» **DATA TO PROCESS**

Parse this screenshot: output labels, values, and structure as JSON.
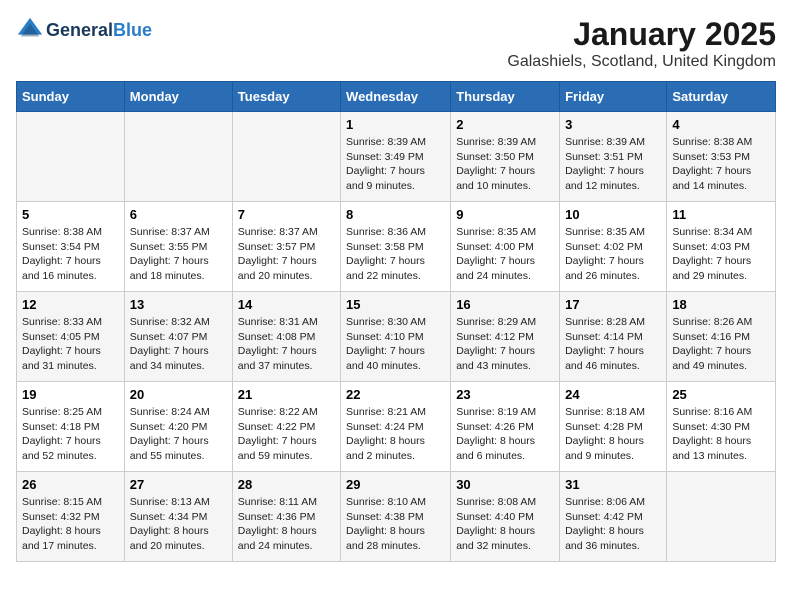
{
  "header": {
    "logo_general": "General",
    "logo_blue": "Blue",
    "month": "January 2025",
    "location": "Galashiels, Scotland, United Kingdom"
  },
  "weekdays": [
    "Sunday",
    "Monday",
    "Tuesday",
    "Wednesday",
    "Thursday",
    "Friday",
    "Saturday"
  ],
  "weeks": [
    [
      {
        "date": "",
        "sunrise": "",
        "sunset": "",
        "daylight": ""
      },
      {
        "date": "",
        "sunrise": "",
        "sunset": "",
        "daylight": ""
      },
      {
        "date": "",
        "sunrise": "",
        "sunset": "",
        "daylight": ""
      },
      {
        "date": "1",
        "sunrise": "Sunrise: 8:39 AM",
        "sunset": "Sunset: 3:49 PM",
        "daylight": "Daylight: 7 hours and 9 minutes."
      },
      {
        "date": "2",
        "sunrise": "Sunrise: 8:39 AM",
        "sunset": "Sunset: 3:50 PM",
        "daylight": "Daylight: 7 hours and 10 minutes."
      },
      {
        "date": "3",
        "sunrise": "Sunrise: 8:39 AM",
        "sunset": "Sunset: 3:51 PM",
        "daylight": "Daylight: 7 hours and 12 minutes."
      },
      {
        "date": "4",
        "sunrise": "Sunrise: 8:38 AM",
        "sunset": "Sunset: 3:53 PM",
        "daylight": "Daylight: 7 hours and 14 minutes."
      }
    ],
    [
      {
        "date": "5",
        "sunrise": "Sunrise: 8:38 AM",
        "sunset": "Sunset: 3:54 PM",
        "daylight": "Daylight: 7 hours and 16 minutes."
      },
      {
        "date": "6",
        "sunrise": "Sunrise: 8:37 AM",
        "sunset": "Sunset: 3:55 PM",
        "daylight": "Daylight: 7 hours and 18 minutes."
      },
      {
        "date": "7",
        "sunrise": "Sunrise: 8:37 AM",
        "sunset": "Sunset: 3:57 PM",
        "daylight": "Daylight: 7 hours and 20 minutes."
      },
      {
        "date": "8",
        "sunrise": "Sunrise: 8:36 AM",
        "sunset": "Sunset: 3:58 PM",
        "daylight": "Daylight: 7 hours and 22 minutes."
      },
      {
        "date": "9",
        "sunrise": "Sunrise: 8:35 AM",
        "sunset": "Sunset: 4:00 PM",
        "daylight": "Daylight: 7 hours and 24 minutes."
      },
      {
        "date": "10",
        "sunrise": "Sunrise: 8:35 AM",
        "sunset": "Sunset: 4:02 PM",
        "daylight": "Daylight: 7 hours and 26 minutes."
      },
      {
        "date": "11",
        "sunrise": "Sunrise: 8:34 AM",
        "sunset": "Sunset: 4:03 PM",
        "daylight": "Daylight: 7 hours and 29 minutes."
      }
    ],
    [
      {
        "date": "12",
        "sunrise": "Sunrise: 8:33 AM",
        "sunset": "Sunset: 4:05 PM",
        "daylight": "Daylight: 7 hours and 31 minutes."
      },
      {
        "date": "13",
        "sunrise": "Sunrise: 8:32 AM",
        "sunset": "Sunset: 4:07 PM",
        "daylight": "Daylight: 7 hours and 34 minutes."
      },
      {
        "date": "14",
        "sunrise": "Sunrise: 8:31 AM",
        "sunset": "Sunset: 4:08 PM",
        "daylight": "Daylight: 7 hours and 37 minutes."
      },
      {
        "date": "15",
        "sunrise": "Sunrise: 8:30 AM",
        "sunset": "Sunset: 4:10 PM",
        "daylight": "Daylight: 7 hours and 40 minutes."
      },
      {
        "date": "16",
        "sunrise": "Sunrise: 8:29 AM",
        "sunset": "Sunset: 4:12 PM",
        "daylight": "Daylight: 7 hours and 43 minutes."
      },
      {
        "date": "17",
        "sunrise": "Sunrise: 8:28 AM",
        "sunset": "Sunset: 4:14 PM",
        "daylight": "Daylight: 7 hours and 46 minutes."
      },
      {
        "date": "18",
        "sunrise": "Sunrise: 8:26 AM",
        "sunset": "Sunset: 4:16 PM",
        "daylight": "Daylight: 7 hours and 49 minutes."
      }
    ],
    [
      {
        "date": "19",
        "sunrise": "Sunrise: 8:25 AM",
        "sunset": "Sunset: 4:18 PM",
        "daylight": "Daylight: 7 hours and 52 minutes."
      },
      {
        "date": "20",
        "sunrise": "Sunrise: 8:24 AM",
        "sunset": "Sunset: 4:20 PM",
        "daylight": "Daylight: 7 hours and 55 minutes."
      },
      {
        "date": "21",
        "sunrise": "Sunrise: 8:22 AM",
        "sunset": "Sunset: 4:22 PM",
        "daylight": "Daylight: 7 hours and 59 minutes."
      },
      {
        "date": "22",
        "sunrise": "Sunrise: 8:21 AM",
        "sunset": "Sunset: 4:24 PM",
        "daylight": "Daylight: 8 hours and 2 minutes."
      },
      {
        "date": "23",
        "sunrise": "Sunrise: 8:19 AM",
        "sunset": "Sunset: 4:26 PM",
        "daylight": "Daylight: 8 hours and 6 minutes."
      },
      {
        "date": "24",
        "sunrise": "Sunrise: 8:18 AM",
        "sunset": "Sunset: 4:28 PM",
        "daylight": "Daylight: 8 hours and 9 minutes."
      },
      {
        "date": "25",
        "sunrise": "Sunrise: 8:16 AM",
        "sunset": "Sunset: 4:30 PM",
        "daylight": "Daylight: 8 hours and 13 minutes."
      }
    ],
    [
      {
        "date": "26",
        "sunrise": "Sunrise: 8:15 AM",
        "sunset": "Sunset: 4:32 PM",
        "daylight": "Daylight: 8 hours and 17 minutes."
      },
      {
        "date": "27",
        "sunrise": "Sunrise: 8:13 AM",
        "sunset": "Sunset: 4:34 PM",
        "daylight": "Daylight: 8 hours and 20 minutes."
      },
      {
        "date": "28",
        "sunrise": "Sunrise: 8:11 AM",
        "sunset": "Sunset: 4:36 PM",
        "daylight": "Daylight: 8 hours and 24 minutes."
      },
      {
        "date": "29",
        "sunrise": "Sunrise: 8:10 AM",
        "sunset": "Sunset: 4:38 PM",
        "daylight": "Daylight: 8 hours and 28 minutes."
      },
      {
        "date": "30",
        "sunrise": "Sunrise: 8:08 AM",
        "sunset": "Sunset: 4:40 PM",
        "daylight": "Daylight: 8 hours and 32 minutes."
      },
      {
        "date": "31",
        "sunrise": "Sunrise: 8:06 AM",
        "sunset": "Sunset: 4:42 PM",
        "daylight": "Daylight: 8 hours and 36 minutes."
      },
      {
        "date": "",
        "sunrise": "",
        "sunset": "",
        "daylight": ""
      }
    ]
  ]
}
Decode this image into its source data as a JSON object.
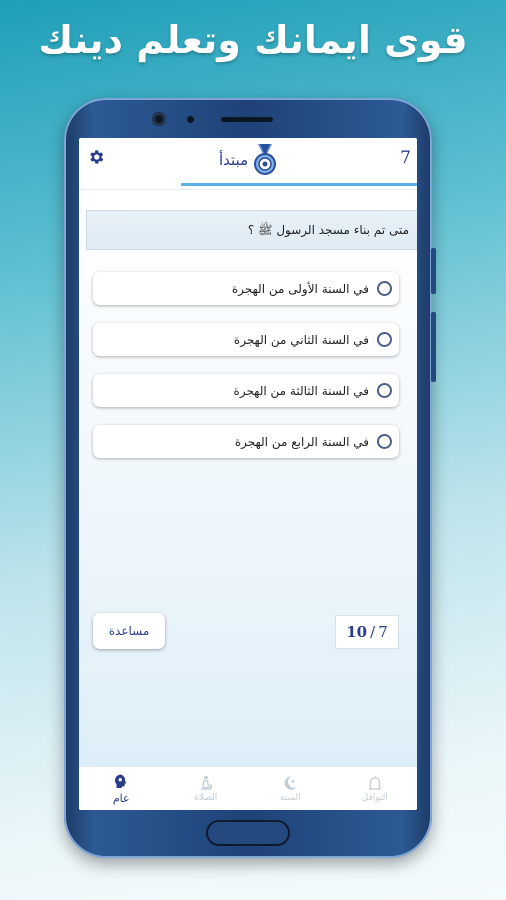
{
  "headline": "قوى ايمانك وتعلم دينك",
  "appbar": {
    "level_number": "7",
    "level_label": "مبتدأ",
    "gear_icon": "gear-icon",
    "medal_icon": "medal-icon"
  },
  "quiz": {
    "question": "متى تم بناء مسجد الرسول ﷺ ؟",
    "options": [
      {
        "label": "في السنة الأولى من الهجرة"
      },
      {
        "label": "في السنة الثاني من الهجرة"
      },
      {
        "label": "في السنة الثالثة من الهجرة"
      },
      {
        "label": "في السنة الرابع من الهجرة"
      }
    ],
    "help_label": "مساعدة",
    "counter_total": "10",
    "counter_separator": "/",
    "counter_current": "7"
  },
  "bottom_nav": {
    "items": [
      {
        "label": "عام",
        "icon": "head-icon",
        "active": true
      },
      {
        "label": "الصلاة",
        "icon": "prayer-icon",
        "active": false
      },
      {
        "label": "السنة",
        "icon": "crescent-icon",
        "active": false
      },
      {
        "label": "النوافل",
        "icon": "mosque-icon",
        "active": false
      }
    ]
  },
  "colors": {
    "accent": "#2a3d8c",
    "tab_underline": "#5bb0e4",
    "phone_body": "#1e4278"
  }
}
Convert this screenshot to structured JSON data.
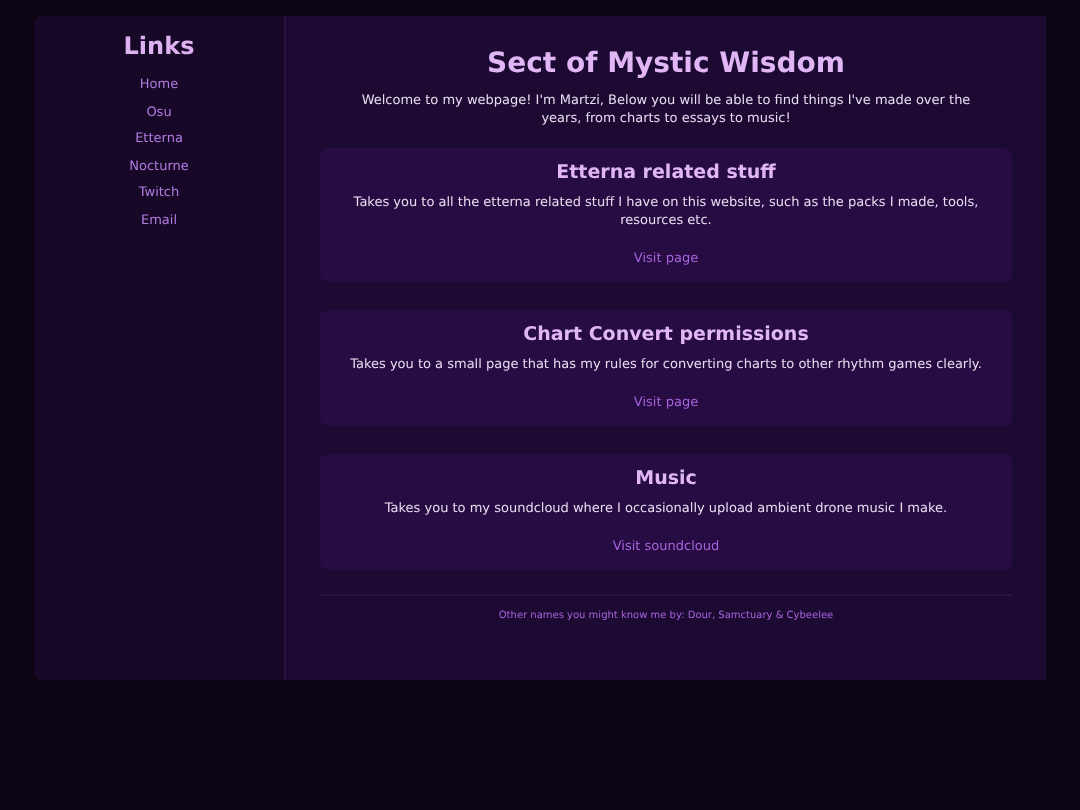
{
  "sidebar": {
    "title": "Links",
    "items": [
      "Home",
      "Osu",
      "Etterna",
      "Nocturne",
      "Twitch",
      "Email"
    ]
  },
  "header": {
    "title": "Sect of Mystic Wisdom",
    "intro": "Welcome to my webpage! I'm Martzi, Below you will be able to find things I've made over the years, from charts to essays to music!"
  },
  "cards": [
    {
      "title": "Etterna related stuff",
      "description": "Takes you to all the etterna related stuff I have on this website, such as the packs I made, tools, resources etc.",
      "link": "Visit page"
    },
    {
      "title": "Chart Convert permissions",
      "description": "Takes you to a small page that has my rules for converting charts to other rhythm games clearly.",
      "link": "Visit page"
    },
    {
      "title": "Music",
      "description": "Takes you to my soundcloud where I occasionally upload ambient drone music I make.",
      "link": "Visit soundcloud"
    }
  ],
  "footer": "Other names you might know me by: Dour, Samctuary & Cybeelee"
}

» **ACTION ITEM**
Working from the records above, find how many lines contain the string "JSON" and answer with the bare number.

» **EXPECTED ANSWER**
3